The second day was a long one - it started with breakfast at 5.30am which was a bit of a shock! The first stop was a ghost village close to the mountain, complete with llamas wandering around the ruins. We saw some incredible lagoons, coloured white, green and blue from the various minerals in them; drove through the Desierto Dalí (named as such because it feels like youīre in the middle of a surrealist painting); played football with some local kids in a little village until we nearly collapsed from the exertion; wallowed in a thermal pool for a while; and stopped at some geysers which were furiously steaming away at (almost) 5,000m above sea level. We stayed the night at some purpose-built accomodation near a lagoon - not exactly luxurious with no hot water, no heating, no electricity after about 11pm and no running water at all in the morning - the joys of being on tour!
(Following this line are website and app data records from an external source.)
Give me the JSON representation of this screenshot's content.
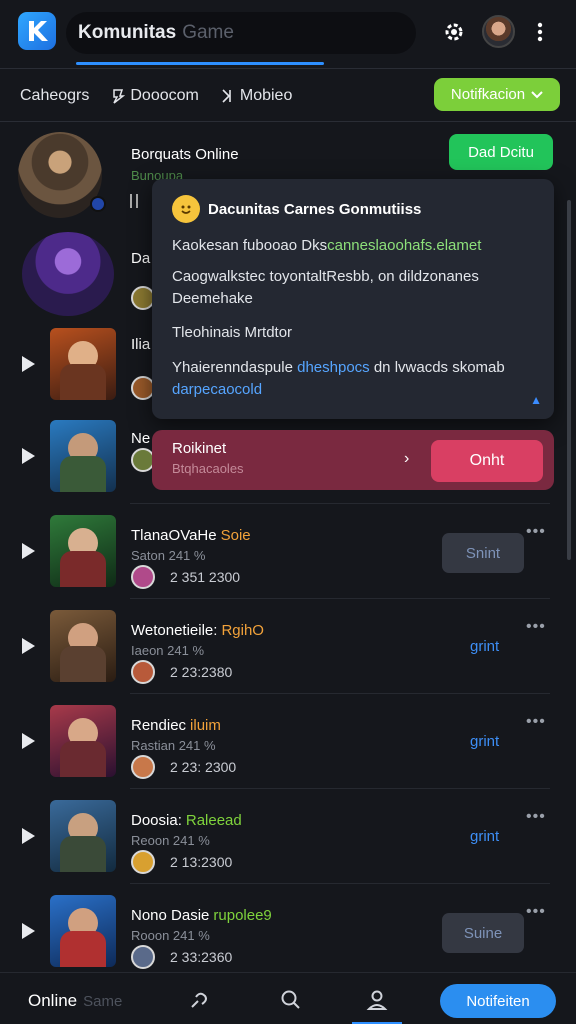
{
  "header": {
    "title": "Komunitas",
    "search_placeholder": "Game",
    "icons": [
      "app-logo-icon",
      "settings-gear-icon",
      "user-avatar",
      "more-vertical-icon"
    ]
  },
  "filters": {
    "categories": "Caheogrs",
    "item2": "Dooocom",
    "item3": "Mobieo",
    "notif_button": "Notifkacion"
  },
  "featured": [
    {
      "title": "Borquats Online",
      "sub": "Bunoupa",
      "action": "Dad Dcitu"
    },
    {
      "title": "Da"
    }
  ],
  "popover": {
    "title": "Dacunitas Carnes Gonmutiiss",
    "line1_a": "Kaokesan fubooao Dks",
    "line1_b": "canneslaoohafs.elamet",
    "line2_a": "Caogwalkstec toyontaltResbb, on dildzonanes",
    "line2_b": "Deemehake",
    "line3": "Tleohinais Mrtdtor",
    "line4_a": "Yhaierenndaspule ",
    "line4_b": "dheshpocs",
    "line4_c": " dn lvwacds skomab",
    "line4_d": "darpecaocold"
  },
  "banner": {
    "title": "Roikinet",
    "subtitle": "Btqhacaoles",
    "chevron": "›",
    "button": "Onht"
  },
  "partial_rows": [
    {
      "title": "Ilia"
    },
    {
      "title": "Ne"
    }
  ],
  "rows": [
    {
      "title": "TlanaOVaHe",
      "accent": "Soie",
      "accent_color": "#f2a23a",
      "sub": "Saton 241 %",
      "stat": "2 351 2300",
      "action": "Snint",
      "action_style": "button"
    },
    {
      "title": "Wetonetieile:",
      "accent": "RgihO",
      "accent_color": "#f2a23a",
      "sub": "Iaeon 241 %",
      "stat": "2 23:2380",
      "action": "grint",
      "action_style": "link"
    },
    {
      "title": "Rendiec",
      "accent": "iluim",
      "accent_color": "#f2a23a",
      "sub": "Rastian 241 %",
      "stat": "2 23: 2300",
      "action": "grint",
      "action_style": "link"
    },
    {
      "title": "Doosia:",
      "accent": "Raleead",
      "accent_color": "#7fd33c",
      "sub": "Reoon 241 %",
      "stat": "2 13:2300",
      "action": "grint",
      "action_style": "link"
    },
    {
      "title": "Nono Dasie",
      "accent": "rupolee9",
      "accent_color": "#7fd33c",
      "sub": "Rooon 241 %",
      "stat": "2 33:2360",
      "action": "Suine",
      "action_style": "button"
    }
  ],
  "bottom_nav": {
    "online": "Online",
    "online_ph": "Same",
    "button": "Notifeiten"
  },
  "colors": {
    "background": "#15171c",
    "accent_blue": "#2d8fff",
    "green": "#22c45a",
    "lime": "#7ccf3a",
    "banner": "#7a2940",
    "banner_button": "#d93f63"
  }
}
Day 3 saw us stopping at Laguna Colorado early in the morning to watch thousands of flamingoes wallowing in the red water. We drove through another desert with psychadelic rocks and stopped at a wierd lava flow at the foot of a steaming volcano. We were very excited to arrive at our rooms for the night at the Hospedaje de Sal - everything from the floor to the tables to the beds were made of salt
The 4th day was probably the most exciting, and definitely the strangest. We got up super early to watch the sun rise over the Salar de Uyuni - 12,000 sq kms of salt flat that was formed when an inland sea that had been pushed several kilometres upwards in a massive earthquake slowly evaporated, leaving behind a layer of salt around 65cms deep. In winter the whole Salar is covered with a layer of water but at this time of year there is only water around the edges which in the stillness of the morning perfectly reflects the sky so that you canīt see where the land ends and the sky begins. We jumped out of the jeep on the dry part of the Salar and took some crazy photos (see the photo album) then climbed to the top of Isla de Pescado, an island of coral and sand, covered in ancient catctuses, in the middle of a sea of salt - it felt very surreal to be sitting on the top of it.
After a visit to the Cemetery of Trains the tour finshed up in Uyuni where we spend the night - a complete dump, only redeemed by a fantastic pizza restaurant run by an American - I canīt tell you how excited we were to find sun dried tomatoes and feta cheese on a Bolivian menu!